WHAT THIS TASK INVOLVES:
Only an exact copy of the records, from the line with "Enumerate this screenshot's" through the last line, is wanted.

[Entries taken from a collection]
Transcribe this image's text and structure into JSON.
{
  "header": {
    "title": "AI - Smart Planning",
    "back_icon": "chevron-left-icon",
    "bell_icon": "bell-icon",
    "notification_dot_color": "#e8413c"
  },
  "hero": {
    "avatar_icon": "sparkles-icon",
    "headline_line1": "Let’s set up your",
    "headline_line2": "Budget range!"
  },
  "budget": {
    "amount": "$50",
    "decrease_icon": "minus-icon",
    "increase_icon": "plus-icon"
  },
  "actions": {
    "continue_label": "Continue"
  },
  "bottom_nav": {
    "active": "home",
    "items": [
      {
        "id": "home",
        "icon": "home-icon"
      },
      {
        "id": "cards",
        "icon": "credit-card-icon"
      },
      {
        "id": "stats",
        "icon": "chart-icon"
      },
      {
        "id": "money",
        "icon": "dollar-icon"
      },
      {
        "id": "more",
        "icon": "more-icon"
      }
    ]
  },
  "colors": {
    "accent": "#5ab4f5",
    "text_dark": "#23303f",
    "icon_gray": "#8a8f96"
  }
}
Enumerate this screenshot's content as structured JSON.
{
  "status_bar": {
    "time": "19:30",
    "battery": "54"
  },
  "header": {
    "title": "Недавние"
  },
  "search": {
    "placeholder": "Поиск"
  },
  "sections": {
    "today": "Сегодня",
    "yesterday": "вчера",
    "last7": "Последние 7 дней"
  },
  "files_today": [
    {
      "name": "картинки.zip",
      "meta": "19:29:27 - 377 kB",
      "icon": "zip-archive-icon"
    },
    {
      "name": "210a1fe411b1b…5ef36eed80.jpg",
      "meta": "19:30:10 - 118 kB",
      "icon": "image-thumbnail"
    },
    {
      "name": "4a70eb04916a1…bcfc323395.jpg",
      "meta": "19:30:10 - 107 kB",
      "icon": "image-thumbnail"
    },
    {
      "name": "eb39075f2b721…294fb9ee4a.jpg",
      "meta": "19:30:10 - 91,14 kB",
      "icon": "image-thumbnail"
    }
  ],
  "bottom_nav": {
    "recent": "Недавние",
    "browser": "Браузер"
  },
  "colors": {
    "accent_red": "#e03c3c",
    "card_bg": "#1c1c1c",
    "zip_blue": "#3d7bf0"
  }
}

EXERCISE RESPONSE:
Enumerate this screenshot's content as structured JSON.
{
  "status_bar": {
    "time": "19:30",
    "battery": "54"
  },
  "header": {
    "title": "Недавние"
  },
  "search": {
    "placeholder": "Поиск"
  },
  "sections": {
    "today": "Сегодня",
    "yesterday": "вчера",
    "last7": "Последние 7 дней"
  },
  "files_today": [
    {
      "name": "картинки.zip",
      "meta": "19:29:27 - 377 kB",
      "icon": "zip-archive-icon"
    },
    {
      "name": "210a1fe411b1b…5ef36eed80.jpg",
      "meta": "19:30:10 - 118 kB",
      "icon": "image-thumbnail"
    },
    {
      "name": "4a70eb04916a1…bcfc323395.jpg",
      "meta": "19:30:10 - 107 kB",
      "icon": "image-thumbnail"
    },
    {
      "name": "eb39075f2b721…294fb9ee4a.jpg",
      "meta": "19:30:10 - 91,14 kB",
      "icon": "image-thumbnail"
    }
  ],
  "bottom_nav": {
    "recent": "Недавние",
    "browser": "Браузер"
  },
  "colors": {
    "accent_red": "#e03c3c",
    "card_bg": "#1c1c1c",
    "zip_blue": "#3d7bf0"
  }
}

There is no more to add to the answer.